A GREAT white shark has been spotted near Long Island, New York for the first time, swimming “very close” to a public beach.
The fearsome 10ft, 500lb predator was located near to where the classic movie Jaws was set.
“Be advised!

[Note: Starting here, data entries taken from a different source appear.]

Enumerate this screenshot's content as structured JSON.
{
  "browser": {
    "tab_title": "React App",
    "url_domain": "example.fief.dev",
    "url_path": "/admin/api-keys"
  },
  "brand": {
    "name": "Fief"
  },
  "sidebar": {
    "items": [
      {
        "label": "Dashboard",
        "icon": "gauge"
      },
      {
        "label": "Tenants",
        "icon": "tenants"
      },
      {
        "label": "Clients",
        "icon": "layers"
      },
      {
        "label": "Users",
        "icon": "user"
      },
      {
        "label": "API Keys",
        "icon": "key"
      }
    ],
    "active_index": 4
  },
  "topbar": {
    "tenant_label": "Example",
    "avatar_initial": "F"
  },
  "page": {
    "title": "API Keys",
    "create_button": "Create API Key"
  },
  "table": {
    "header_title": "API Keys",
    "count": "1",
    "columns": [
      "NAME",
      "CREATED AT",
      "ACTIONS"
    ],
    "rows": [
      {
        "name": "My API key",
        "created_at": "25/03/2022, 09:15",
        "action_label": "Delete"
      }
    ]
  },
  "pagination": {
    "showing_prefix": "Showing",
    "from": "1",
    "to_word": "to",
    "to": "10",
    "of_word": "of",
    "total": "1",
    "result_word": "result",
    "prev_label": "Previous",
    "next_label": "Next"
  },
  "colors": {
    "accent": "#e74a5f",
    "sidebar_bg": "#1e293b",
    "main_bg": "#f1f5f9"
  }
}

For the first time ever, we are tracking a white shark in the Long Island Sound,” shark tracking organisation OCEARCH tweeted.
Sharks regularly swim past Long Island as part of their migration pattern up and down the east coast but this is the first recorded sighting of one coming up the Long Island Sound.
Chris Fischer, founder of the research group, told ABC News: “He was right up on the beach, very close.”
But he said there was no immediate threat to swimmers though people should use “common sense” when going in the water.
The male shark was tagged by OCEARCH in Nova Scotia, Canada last autumn and its movement monitored as it swam up and down the east coast of the United States, including as far south as Florida.
Fischer suspects the shark was making a stop to feed in the area, before heading back out to deep water and continuing north.
“Now he’s making his way back north, probably back to the Nova Scotia region,” Fischer said.
“Something got his attention and brought him into the Sound to have a look.”
The shark has been named Cabot after John Cabot, who was sent to explore North America in 1497 by Henry VII of England.
Jaws was located in the fictional Long Island town of Amity but mostly filmed in Martha’s Vineyard, up the coast.
CURIOUS AND HUNGRY
It also has his own Twitter account and it tweeted: “I just wanted to give a big thank you to all of you amazing humans.
“Today has been a spectacular day for me and @OCEARCH and I couldn’t be more grateful for the support many of you have shown!”
Fischer said the presence of the shark in Long Island Sound is a sign there is now an abundance of sea life in the area for the predator to feed on.
Last week OCEARCH revealed Cabot was among a group of great white sharks spotted off the coast of the US.
The longest is named Luna who measures 15-foot and weighs in at more than 2,100 lbs – half the weight of a hatchback.
Her tracker sent out an alert on Monday by the Charleston Bump, an underwater rock formation 90 miles southeast of Charleston.
She is the largest great white ever caught and tagged by OCEARCH since the non-profit organisation was founded in 2007.
The marine monster was caught in October 2018 using a thick fishing line near Lunenburg, Nova Scotia.
The tags affixed by OCEARCH convey information on location, depth, temperature and light levels using satellite and acoustic signals sent to ocean-bottom receivers.
I just wanted to give a big thank you to all of you amazing humans. Today has been a spectacular day for me and @OCEARCH and I couldn’t be more grateful for the support many of you have shown! pic.twitter.com/0C262FRsCI
— Great White Shark Cabot (@GWSharkCabot) May 20, 2019